Renewed stimulus hopes added to optimism over progress on coronavirus vaccines may have led to the biggest spike seen in a year with the 10-year treasury yield. As the 10-year Treasury yields are on the march toward 1% again, investors have been seen contemplating what sort of ripple effect this might have on other markets. The S&P 500 and Nasdaq composite also reached new heights yesterday gaining 1.1% and 1.3% to close at 3,662.45 and 12,355.11 respectively, beating their record highs set on Friday with big techs and banks driving a big part of that rally.
Markets in Asia did not share in the same optimism with their counterparts on Wall Street as markets in Asia were mixed on Wednesday. Investors in Asia may seem to have adopted a “wait & see” approach with so many failed attempts taking place before now on forging an agreement on a new stimulus plan as the U.S. endures fresh waves of coronavirus infections and precautions. Australia did report its economy expanded 3.3% in the July-September quarter as the country recovered from pandemic lockdowns which lifts the country out of recession, although in annual terms the economy contracted 3.8% from a year earlier, Hong Kong’s Hang Seng HIS fell slightly, while the Nikkei 225 NIK in Tokyo edged up 0.2%.
Federal Reserve Chairman Jerome Powell did caution lawmakers during his testimony at a hearing before the Senate Banking Committee yesterday that the U.S economy remains in a damaged and uncertain state. His is also due to testify again before the Congress on Wednesday.
European stocks seem to have opened lower Wednesday, consolidating after its recent strong gains posted on Tuesday. The major averages at the close of trading Tuesday saw the DAX futures contract in Germany gaining 0.7%, the FTSE 100 closing up 1.9% and the CAC 40 up by 1.1%. There might be a particular focus on the U.K. market, after British regulators said they had approved the Pfizer/BioNTech vaccine for use and would begin distribution next week.
A surprise increase in U.S crude inventories led to oil prices falling as industry data from the American Petroleum Institute late Tuesday showed U.S. crude inventories rose by 4.1 million barrels last week, compared with expectations for a draw of 2.3 million barrels.

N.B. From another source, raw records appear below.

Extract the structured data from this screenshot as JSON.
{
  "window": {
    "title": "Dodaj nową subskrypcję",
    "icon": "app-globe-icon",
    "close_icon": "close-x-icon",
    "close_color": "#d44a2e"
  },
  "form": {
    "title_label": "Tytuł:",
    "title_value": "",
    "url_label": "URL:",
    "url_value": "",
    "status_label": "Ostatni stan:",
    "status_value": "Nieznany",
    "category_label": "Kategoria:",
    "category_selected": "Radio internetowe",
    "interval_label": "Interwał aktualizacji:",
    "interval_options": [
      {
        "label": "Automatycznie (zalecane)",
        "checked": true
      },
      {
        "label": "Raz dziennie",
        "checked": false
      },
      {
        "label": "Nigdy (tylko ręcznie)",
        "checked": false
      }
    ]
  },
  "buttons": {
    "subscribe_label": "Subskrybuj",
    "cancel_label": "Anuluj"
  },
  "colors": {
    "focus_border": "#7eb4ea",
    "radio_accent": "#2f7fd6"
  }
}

U.S. crude futures traded 0.7% lower at $44.25/bbl, while the international benchmark Brent contract fell 0.5% to $47.19/bbl. Also, there is the uncertainty over whether a group of leading producers will maintain current supply levels going into the new year. OPEC+, had postponed to Thursday a decision over the level of next year’s supply, raising concerns that pressure is growing within the group to raise output despite the current weak overall demand.
According to EPFR and CITI, Ghana bonds were the third best performing in emerging markets last week, returning 2.5% which shows an extended recovery from March following the disruptions caused by the pandemic. Ghana will be holding their presidential and parliamentary elections on December 7th. Given the reservations usually had by investors when it comes to political risk, that has and not deterred investors from mopping up bonds issued by the government given its rising debt pile knowing that the next government will hopefully make more moves in repairing its public finances in the potential new government era.